         2.    A commitment to the basic values of our government, including by appropriate instruction and ceremony the proper reverence and respect for and the history and meaning of the American flag, the Declaration of Independence, the U.S. constitution and the constitution and laws of this state.
         3.    The skills to participate in political life.
         4.    An understanding of the function of organizations in society.
         5.    Knowledge of the role and importance of biological and physical resources.
         6.    Knowledge of state, national and world history.
         7.    An appreciation and understanding of different value systems and cultures.
         8.    At all grade levels, an understanding of human relations, particularly with regard to American Indians, Black Americans and Hispanics.
      (d)    Personal development. Each school board shall provide an instructional program designed to give pupils:
         1.    The skills needed to cope with social change.
         2.    Knowledge of the human body and the means to maintain lifelong health, including:
            a.    Knowledge of the theory and practice of physical education, including the development and maintenance of physical fitness;
            b.    Knowledge of the true and comparative vitamin content of food and food and health values of dairy products and their importance for the human diet; and
            c.    Knowledge of physiology and hygiene, sanitation, the effects of controlled substances under ch. 961 and alcohol upon the human system, symptoms of disease and the proper care of the body. No pupil may be required to take instruction in these subjects if his or her parent files with the teacher a written objection thereto. If a pupil does not take instruction in these subjects as a result of parental objection, the pupil may not be required to be examined in the subjects and may not be penalized in any way for not taking such instruction, but if the subjects receive credit toward graduation, the school board may require the pupil to complete an alternative assignment that is similar to the subjects in the length of time necessary to complete. Instruction in physiology and hygiene shall include instruction on sexually transmitted diseases and shall be offered in every high school.

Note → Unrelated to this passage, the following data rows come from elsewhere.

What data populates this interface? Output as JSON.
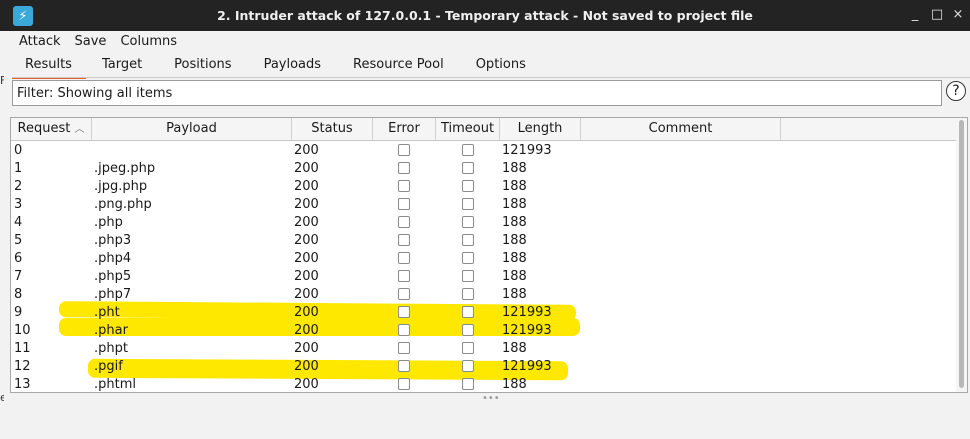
{
  "window": {
    "title": "2. Intruder attack of 127.0.0.1 - Temporary attack - Not saved to project file",
    "app_icon": "burp-lightning-icon",
    "controls": [
      "_",
      "□",
      "×"
    ]
  },
  "menu": [
    "Attack",
    "Save",
    "Columns"
  ],
  "tabs": [
    "Results",
    "Target",
    "Positions",
    "Payloads",
    "Resource Pool",
    "Options"
  ],
  "active_tab": "Results",
  "filter": {
    "label": "Filter: Showing all items",
    "help": "?"
  },
  "columns": [
    "Request",
    "Payload",
    "Status",
    "Error",
    "Timeout",
    "Length",
    "Comment"
  ],
  "sort_indicator": "^",
  "rows": [
    {
      "request": "0",
      "payload": "",
      "status": "200",
      "length": "121993",
      "highlight": false
    },
    {
      "request": "1",
      "payload": ".jpeg.php",
      "status": "200",
      "length": "188",
      "highlight": false
    },
    {
      "request": "2",
      "payload": ".jpg.php",
      "status": "200",
      "length": "188",
      "highlight": false
    },
    {
      "request": "3",
      "payload": ".png.php",
      "status": "200",
      "length": "188",
      "highlight": false
    },
    {
      "request": "4",
      "payload": ".php",
      "status": "200",
      "length": "188",
      "highlight": false
    },
    {
      "request": "5",
      "payload": ".php3",
      "status": "200",
      "length": "188",
      "highlight": false
    },
    {
      "request": "6",
      "payload": ".php4",
      "status": "200",
      "length": "188",
      "highlight": false
    },
    {
      "request": "7",
      "payload": ".php5",
      "status": "200",
      "length": "188",
      "highlight": false
    },
    {
      "request": "8",
      "payload": ".php7",
      "status": "200",
      "length": "188",
      "highlight": false
    },
    {
      "request": "9",
      "payload": ".pht",
      "status": "200",
      "length": "121993",
      "highlight": true
    },
    {
      "request": "10",
      "payload": ".phar",
      "status": "200",
      "length": "121993",
      "highlight": true
    },
    {
      "request": "11",
      "payload": ".phpt",
      "status": "200",
      "length": "188",
      "highlight": false
    },
    {
      "request": "12",
      "payload": ".pgif",
      "status": "200",
      "length": "121993",
      "highlight": true
    },
    {
      "request": "13",
      "payload": ".phtml",
      "status": "200",
      "length": "188",
      "highlight": false
    }
  ],
  "highlight_color": "#ffe800",
  "accent_color": "#e8632c"
}
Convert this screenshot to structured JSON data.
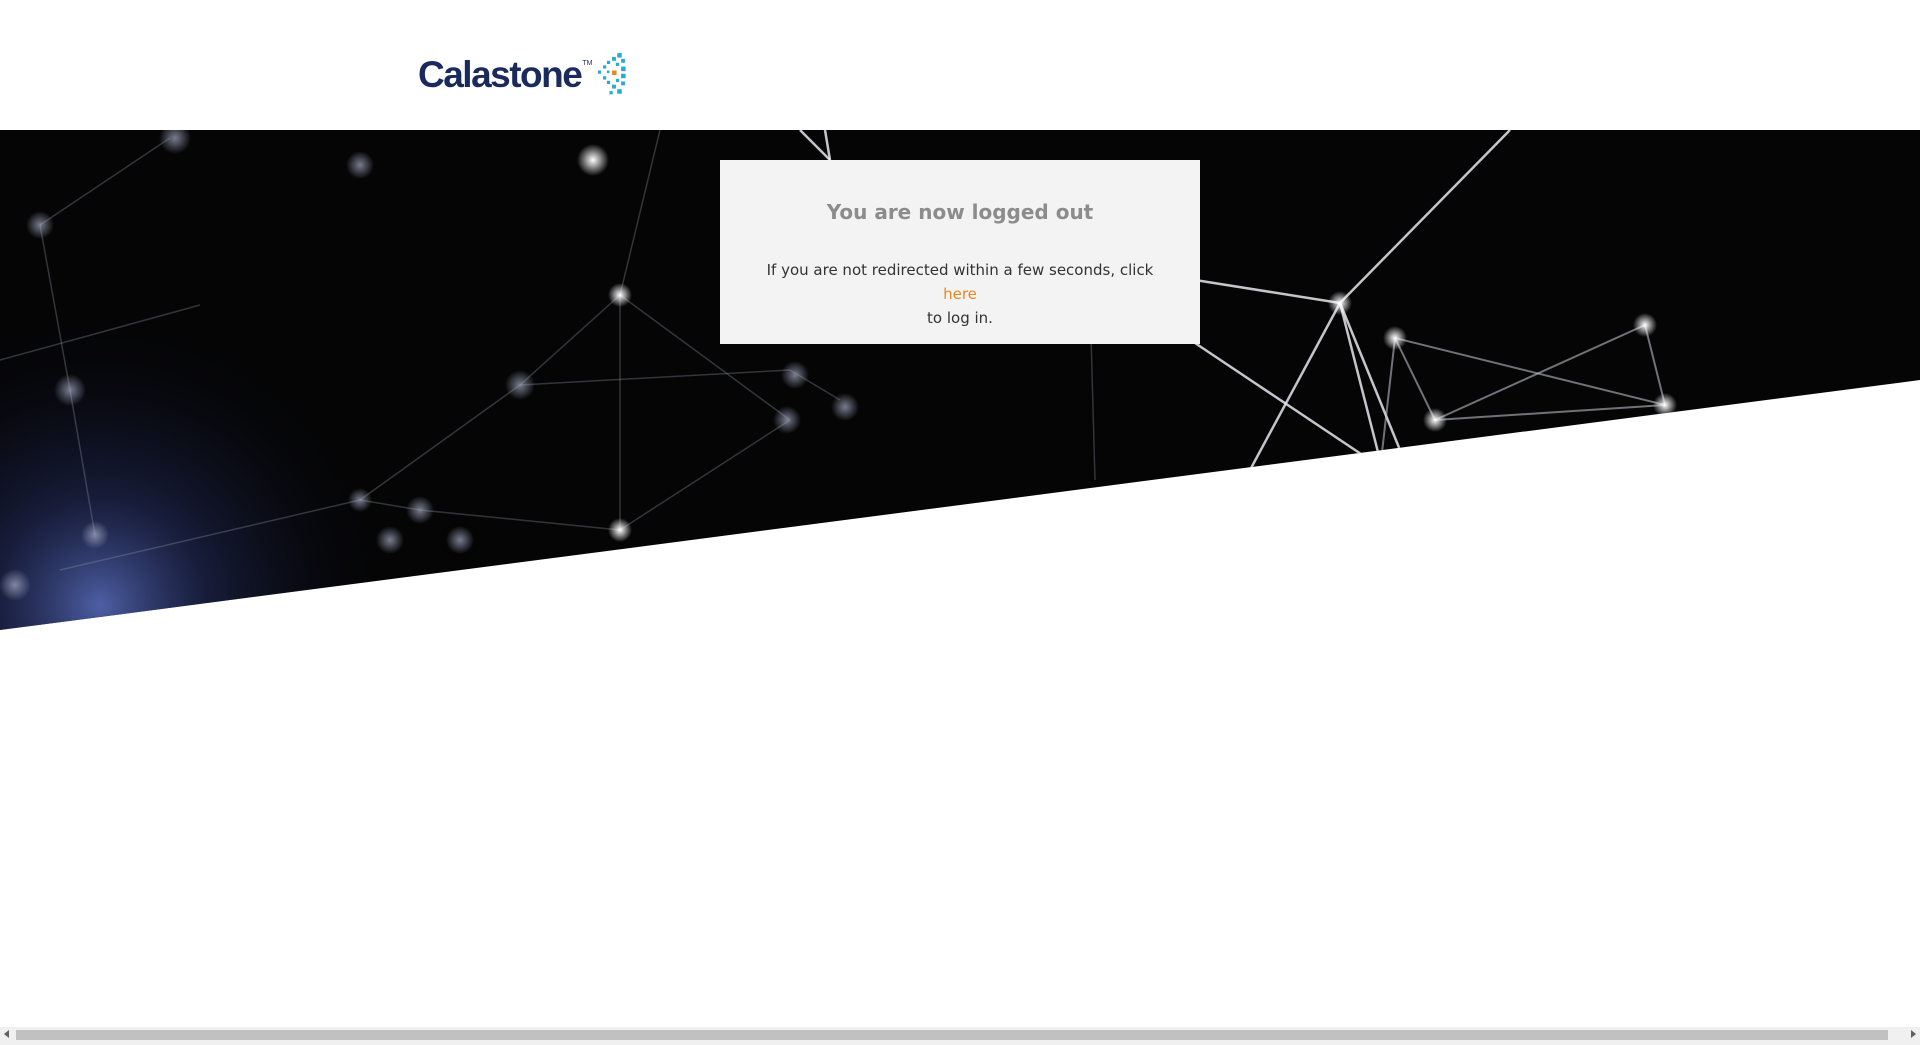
{
  "header": {
    "logo_text": "Calastone",
    "logo_tm": "TM",
    "logo_mark_icon": "calastone-cube-mark-icon",
    "brand_color": "#1b2a5c",
    "mark_color": "#2aa8d8",
    "mark_accent_color": "#e8891d"
  },
  "logout": {
    "title": "You are now logged out",
    "message_before": "If you are not redirected within a few seconds, click",
    "link_text": "here",
    "message_after": "to log in.",
    "link_color": "#e8891d"
  },
  "scrollbar": {
    "left_icon": "scroll-left-arrow-icon",
    "right_icon": "scroll-right-arrow-icon"
  }
}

         3.    An appreciation of artistic and creative expression and the capacity for self-expression.
         4.    The ability to construct personal ethics and goals.
         5.    Knowledge of morality and the individual’s responsibility as a social being, including the responsibility and morality of family living and the value of frugality and other basic qualities and principles referred to in article I, section 22, of the constitution insofar as such qualities and principles affect family and consumer education.
         6.    Knowledge of the prevention of accidents and promotion of safety on the public highways, including instruction on the relationship between highway safety and the use of alcohol and controlled substances under ch. 961.
         7.    The skills needed to make sound decisions, knowledge of the conditions which may cause and the signs of suicidal tendencies, knowledge of the relationship between youth suicide and the use of alcohol and controlled substances under ch. 961 and knowledge of the available community youth suicide prevention and intervention services. Instruction shall be designed to help prevent suicides by pupils by promoting the positive emotional development of pupils.
         8.    Knowledge of effective means by which pupils may recognize, avoid, prevent and halt physically or psychologically intrusive or abusive situations which may be harmful to pupils, including child abuse, sexual abuse and child enticement. Instruction shall be designed to help pupils develop positive psychological, emotional and problem-solving responses to such situations and avoid relying on negative, fearful or solely reactive methods of dealing with such situations. Instruction shall include information on available school and community prevention and intervention assistance or services and shall be provided to pupils in elementary schools.